── Provided material ──
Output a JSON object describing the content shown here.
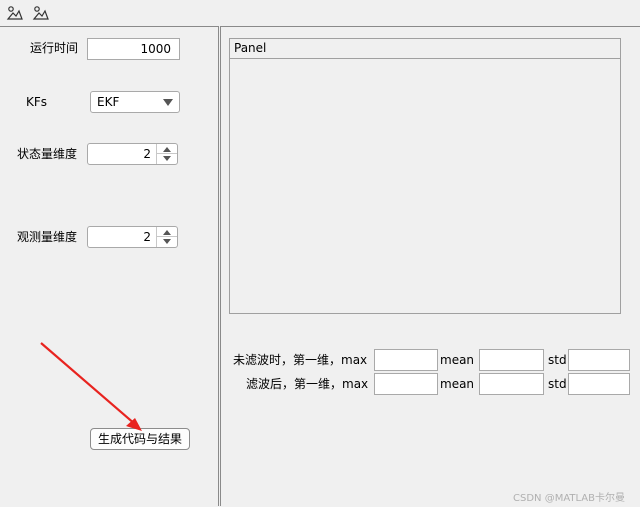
{
  "left": {
    "runtime": {
      "label": "运行时间",
      "value": "1000"
    },
    "kfs": {
      "label": "KFs",
      "value": "EKF"
    },
    "state_dim": {
      "label": "状态量维度",
      "value": "2"
    },
    "obs_dim": {
      "label": "观测量维度",
      "value": "2"
    },
    "generate_button": "生成代码与结果"
  },
  "right": {
    "panel_title": "Panel",
    "stats": [
      {
        "label": "未滤波时，第一维，max",
        "mean_label": "mean",
        "std_label": "std:"
      },
      {
        "label": "滤波后，第一维，max",
        "mean_label": "mean",
        "std_label": "std:"
      }
    ]
  },
  "watermark": "CSDN @MATLAB卡尔曼",
  "colors": {
    "annotation_arrow": "#e8231f"
  }
}
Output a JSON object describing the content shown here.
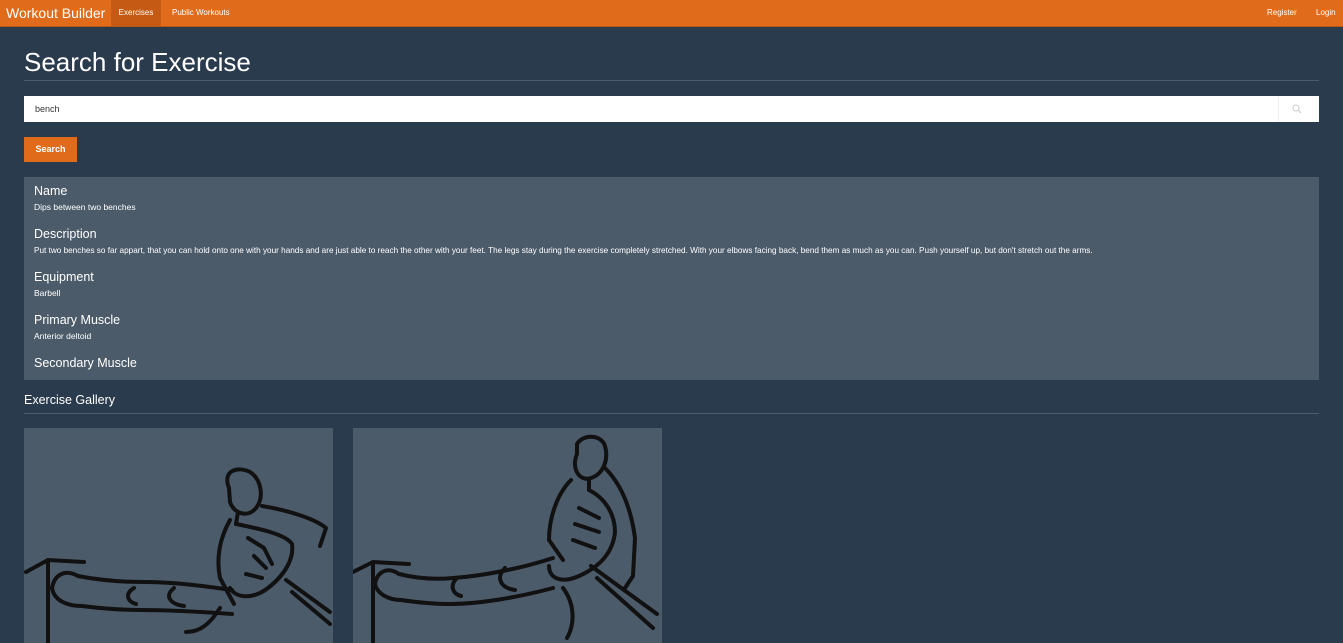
{
  "navbar": {
    "brand": "Workout Builder",
    "links": [
      "Exercises",
      "Public Workouts"
    ],
    "right_links": [
      "Register",
      "Login"
    ],
    "accent_color": "#e06c1b"
  },
  "page": {
    "title": "Search for Exercise"
  },
  "search": {
    "value": "bench",
    "icon": "search-icon",
    "button_label": "Search"
  },
  "exercise": {
    "name_label": "Name",
    "name": "Dips between two benches",
    "description_label": "Description",
    "description": "Put two benches so far appart, that you can hold onto one with your hands and are just able to reach the other with your feet. The legs stay during the exercise completely stretched. With your elbows facing back, bend them as much as you can. Push yourself up, but don't stretch out the arms.",
    "equipment_label": "Equipment",
    "equipment": "Barbell",
    "primary_muscle_label": "Primary Muscle",
    "primary_muscle": "Anterior deltoid",
    "secondary_muscle_label": "Secondary Muscle",
    "secondary_muscle": ""
  },
  "gallery": {
    "title": "Exercise Gallery",
    "images": [
      "bench-dip-lowered-illustration",
      "bench-dip-raised-illustration"
    ]
  }
}
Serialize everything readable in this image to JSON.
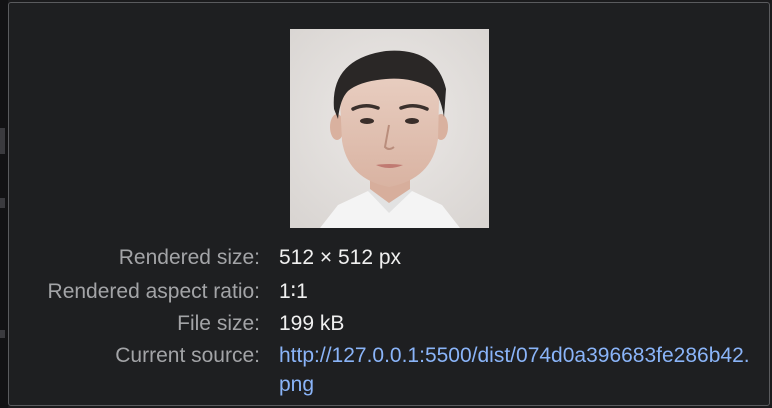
{
  "image_preview": {
    "alt": ""
  },
  "info": {
    "rendered_size": {
      "label": "Rendered size:",
      "value": "512 × 512 px"
    },
    "aspect_ratio": {
      "label": "Rendered aspect ratio:",
      "value": "1∶1"
    },
    "file_size": {
      "label": "File size:",
      "value": "199 kB"
    },
    "current_source": {
      "label": "Current source:",
      "value": "http://127.0.0.1:5500/dist/074d0a396683fe286b42.png"
    }
  },
  "colors": {
    "background": "#1e1f21",
    "label": "#a3a4a7",
    "value": "#f0f0f0",
    "link": "#8ab4f8"
  }
}
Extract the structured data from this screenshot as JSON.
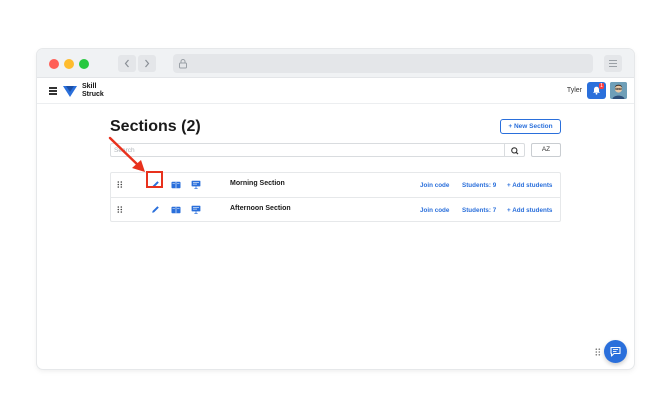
{
  "app": {
    "brand_line1": "Skill",
    "brand_line2": "Struck",
    "user_name": "Tyler",
    "notification_count": "1",
    "accent_color": "#2a6fdb"
  },
  "page": {
    "title": "Sections (2)",
    "new_section_label": "+ New Section",
    "search_placeholder": "Search",
    "sort_label": "AZ"
  },
  "sections": [
    {
      "name": "Morning Section",
      "join_label": "Join code",
      "students_label": "Students: 9",
      "add_label": "+ Add students"
    },
    {
      "name": "Afternoon Section",
      "join_label": "Join code",
      "students_label": "Students: 7",
      "add_label": "+ Add students"
    }
  ],
  "icons": {
    "drag": "drag-handle-icon",
    "edit": "pencil-icon",
    "book": "book-icon",
    "present": "presentation-icon",
    "search": "search-icon",
    "chat": "chat-icon",
    "bell": "bell-icon"
  }
}
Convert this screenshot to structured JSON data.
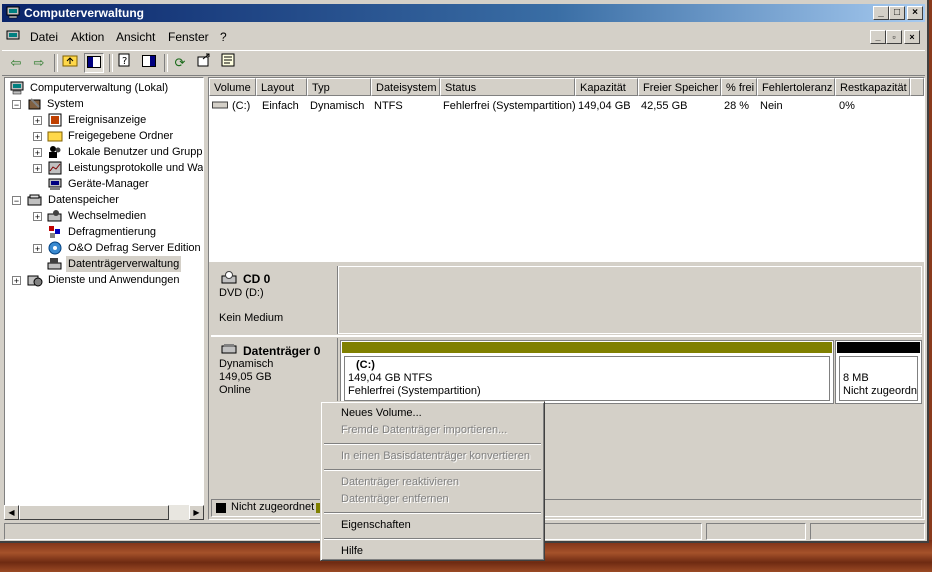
{
  "window": {
    "title": "Computerverwaltung",
    "title_buttons": [
      "_",
      "□",
      "×"
    ]
  },
  "menu": {
    "items": [
      "Datei",
      "Aktion",
      "Ansicht",
      "Fenster",
      "?"
    ]
  },
  "mdi_buttons": [
    "_",
    "▫",
    "×"
  ],
  "toolbar": {
    "icons": [
      "back-icon",
      "forward-icon",
      "up-folder-icon",
      "show-hide-tree-icon",
      "properties-icon",
      "show-hide-actionpane-icon",
      "refresh-icon",
      "export-icon",
      "help-icon"
    ]
  },
  "tree": {
    "root": "Computerverwaltung (Lokal)",
    "items": [
      {
        "label": "System",
        "expander": "−"
      },
      {
        "label": "Ereignisanzeige",
        "expander": "+"
      },
      {
        "label": "Freigegebene Ordner",
        "expander": "+"
      },
      {
        "label": "Lokale Benutzer und Gruppen",
        "expander": "+"
      },
      {
        "label": "Leistungsprotokolle und Warnungen",
        "expander": "+"
      },
      {
        "label": "Geräte-Manager",
        "expander": ""
      },
      {
        "label": "Datenspeicher",
        "expander": "−"
      },
      {
        "label": "Wechselmedien",
        "expander": "+"
      },
      {
        "label": "Defragmentierung",
        "expander": ""
      },
      {
        "label": "O&O Defrag Server Edition",
        "expander": "+"
      },
      {
        "label": "Datenträgerverwaltung",
        "expander": ""
      },
      {
        "label": "Dienste und Anwendungen",
        "expander": "+"
      }
    ]
  },
  "list": {
    "columns": [
      "Volume",
      "Layout",
      "Typ",
      "Dateisystem",
      "Status",
      "Kapazität",
      "Freier Speicher",
      "% frei",
      "Fehlertoleranz",
      "Restkapazität"
    ],
    "rows": [
      [
        "(C:)",
        "Einfach",
        "Dynamisch",
        "NTFS",
        "Fehlerfrei (Systempartition)",
        "149,04 GB",
        "42,55 GB",
        "28 %",
        "Nein",
        "0%"
      ]
    ]
  },
  "disks": [
    {
      "name": "CD 0",
      "type": "DVD (D:)",
      "status": "Kein Medium"
    },
    {
      "name": "Datenträger 0",
      "type": "Dynamisch",
      "size": "149,05 GB",
      "status": "Online",
      "volumes": [
        {
          "label": "(C:)",
          "size": "149,04 GB NTFS",
          "status": "Fehlerfrei (Systempartition)",
          "bar_color": "#808000"
        },
        {
          "label": "",
          "size": "8 MB",
          "status": "Nicht zugeordnet",
          "bar_color": "#000000"
        }
      ]
    }
  ],
  "legend": {
    "items": [
      {
        "label": "Nicht zugeordnet",
        "color": "#000000"
      }
    ]
  },
  "context_menu": {
    "items": [
      {
        "label": "Neues Volume...",
        "enabled": true
      },
      {
        "label": "Fremde Datenträger importieren...",
        "enabled": false
      },
      {
        "label": "In einen Basisdatenträger konvertieren",
        "enabled": false
      },
      {
        "label": "Datenträger reaktivieren",
        "enabled": false
      },
      {
        "label": "Datenträger entfernen",
        "enabled": false
      },
      {
        "label": "Eigenschaften",
        "enabled": true
      },
      {
        "label": "Hilfe",
        "enabled": true
      }
    ]
  }
}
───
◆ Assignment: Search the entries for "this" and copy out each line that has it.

◆ Finished exercise:
Serialize everything readable in this image to JSON.
Extract the structured data from this screenshot as JSON.
Convert this screenshot to structured JSON data.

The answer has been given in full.